- Reduction or loss of calcium, which results in a weakening of the bones. Women begin to lose calcium at the age of 30 while men start to lose calcium around the age of 60.
- Slowing down of protein synthesis, resulting in non-formation of collagen fibers resulting in brittle bones with a higher risk for fractures.
- Reduced physical activity. Bones need to be stressed to continuously increase mass.
- Hormonal changes. In women, menopause initiates the loss of bone minerals in bone tissues. In men, a decrease in sex hormones leads to the development of osteoporosis.
Age-Related Changes in Joints
With age, joint movements become restricted and stiff. The healthy joint cartilage begins to break down from a lifetime of use, so joints become inflamed and arthritic.
- The amount of synovial fluid decreases so that movements become stiffer and less flexible. The synovial fluid serves as joint lubricants to prevent friction between bones during movements.
- The cartilage becomes thinner and deteriorates, resulting in bone-to-bone contact, making every joint movement very painful.
- The costal cartilages that connect your ribs to your breast bone calcify which restricts breathing.
- The fibrocartilage that makes up the intervertebral discs between your backbones lose water, resulting in decreased shock-absorbing capacity and leading to back pain.
Why Physical Activity Helps in Combating the Effects of Aging on the Musculoskeletal System
Many of these age-related changes are caused by inactivity. Exercise can slow the age-related changes to muscles, bones, and joints. See Physical Activity Recommendation for the Older Adults.
- Exercise makes bones stronger and slows the rate of bone loss.
- Muscle‑strengthening exercises can increase muscle mass and strength.
- Weight-bearing exercise, such as brisk walks and weight training, can place normal stress on bones and so maintain ideal bone mass.

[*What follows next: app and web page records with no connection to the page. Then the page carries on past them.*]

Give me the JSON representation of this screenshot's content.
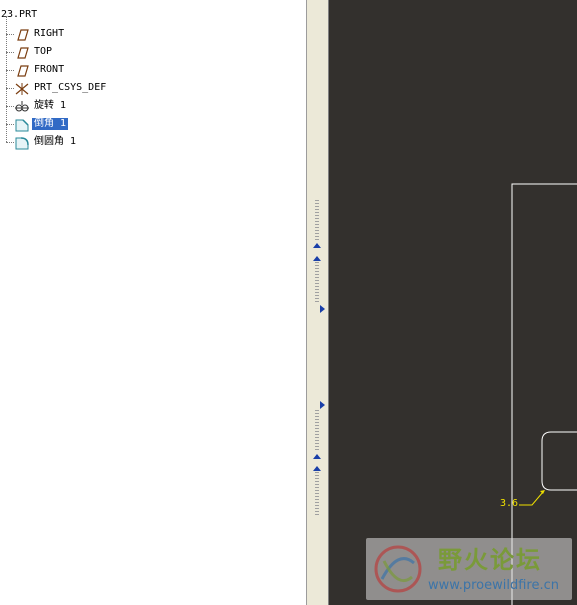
{
  "model_tree": {
    "root": "23.PRT",
    "items": [
      {
        "label": "RIGHT",
        "icon": "datum-plane-icon"
      },
      {
        "label": "TOP",
        "icon": "datum-plane-icon"
      },
      {
        "label": "FRONT",
        "icon": "datum-plane-icon"
      },
      {
        "label": "PRT_CSYS_DEF",
        "icon": "coordinate-system-icon"
      },
      {
        "label": "旋转 1",
        "icon": "revolve-icon"
      },
      {
        "label": "倒角 1",
        "icon": "chamfer-icon",
        "selected": true
      },
      {
        "label": "倒圆角 1",
        "icon": "round-icon"
      }
    ]
  },
  "viewport": {
    "background": "#33302d",
    "dimension_label": "3.6"
  },
  "watermark": {
    "title": "野火论坛",
    "url": "www.proewildfire.cn"
  },
  "colors": {
    "selection": "#316ac5",
    "dimension": "#f0e000",
    "geometry": "#ffffff",
    "sash_arrow": "#1a3fa8"
  }
}
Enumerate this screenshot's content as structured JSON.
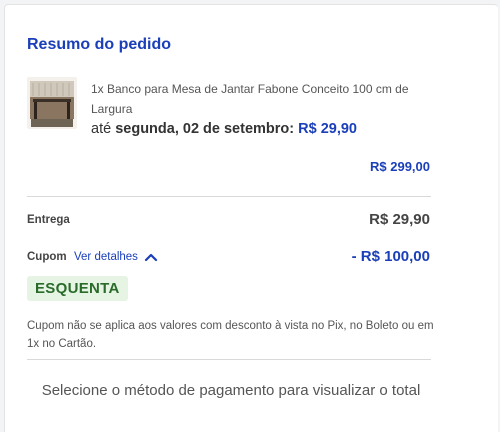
{
  "summary": {
    "title": "Resumo do pedido"
  },
  "item": {
    "name": "1x Banco para Mesa de Jantar Fabone Conceito 100 cm de Largura",
    "delivery_prefix": "até",
    "delivery_date": "segunda, 02 de setembro:",
    "delivery_price": "R$ 29,90",
    "subtotal": "R$ 299,00"
  },
  "shipping": {
    "label": "Entrega",
    "value": "R$ 29,90"
  },
  "coupon": {
    "label": "Cupom",
    "details_link": "Ver detalhes",
    "value": "- R$ 100,00",
    "code": "ESQUENTA",
    "note": "Cupom não se aplica aos valores com desconto à vista no Pix, no Boleto ou em 1x no Cartão."
  },
  "footer": {
    "message": "Selecione o método de pagamento para visualizar o total"
  },
  "colors": {
    "brand_blue": "#1a3fb8",
    "text_dark": "#333333",
    "coupon_green_bg": "#e6f4e4",
    "coupon_green_text": "#2a6b2a"
  }
}
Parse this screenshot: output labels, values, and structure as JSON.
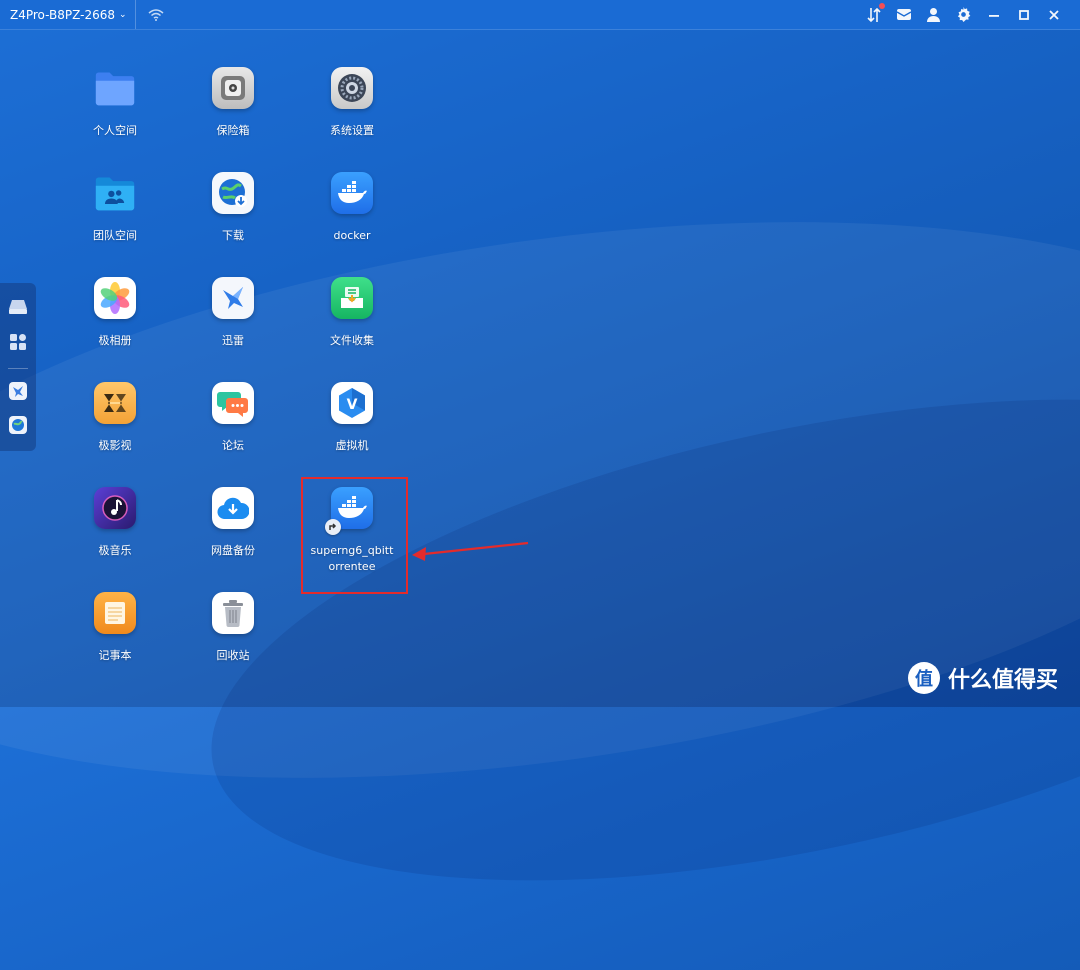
{
  "titlebar": {
    "device_name": "Z4Pro-B8PZ-2668",
    "icons": [
      "transfer-icon",
      "mail-icon",
      "user-icon",
      "gear-icon",
      "minimize-icon",
      "maximize-icon",
      "close-icon"
    ]
  },
  "dock": {
    "items": [
      "drive-icon",
      "apps-grid-icon",
      "thunder-icon",
      "download-globe-icon"
    ]
  },
  "apps": [
    {
      "label": "个人空间",
      "icon": "folder-icon"
    },
    {
      "label": "保险箱",
      "icon": "safe-icon"
    },
    {
      "label": "系统设置",
      "icon": "settings-icon"
    },
    {
      "label": "团队空间",
      "icon": "team-folder-icon"
    },
    {
      "label": "下载",
      "icon": "download-icon"
    },
    {
      "label": "docker",
      "icon": "docker-icon"
    },
    {
      "label": "极相册",
      "icon": "photos-icon"
    },
    {
      "label": "迅雷",
      "icon": "thunder-icon"
    },
    {
      "label": "文件收集",
      "icon": "file-collect-icon"
    },
    {
      "label": "极影视",
      "icon": "video-icon"
    },
    {
      "label": "论坛",
      "icon": "forum-icon"
    },
    {
      "label": "虚拟机",
      "icon": "vm-icon"
    },
    {
      "label": "极音乐",
      "icon": "music-icon"
    },
    {
      "label": "网盘备份",
      "icon": "cloud-backup-icon"
    },
    {
      "label": "superng6_qbittorrentee",
      "icon": "docker-app-icon"
    },
    {
      "label": "记事本",
      "icon": "notepad-icon"
    },
    {
      "label": "回收站",
      "icon": "trash-icon"
    }
  ],
  "watermark": {
    "text": "什么值得买",
    "logo": "值"
  },
  "colors": {
    "desktop": "#1763c6",
    "highlight": "#e42b2b"
  }
}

- Stretching helps in maintaining muscle elasticity and joint flexibility.
We grow old experiencing frequent pains and aches. It’s part of the natural process of aging. Although we can’t prevent them from happening, there are ways we can do to slow them down, avoid their bad effects, and manage their symptoms. We just need to keep our bodies moving, just as we keep our lives living. And for that every pain, we can always rely on Recovapro to keep us pain-free most, if not, all the time…
We need the pain to keep us safe, strong and prepared, and not to make us weak and vulnerable!!! — A REMINDER FROM RECOVAPRO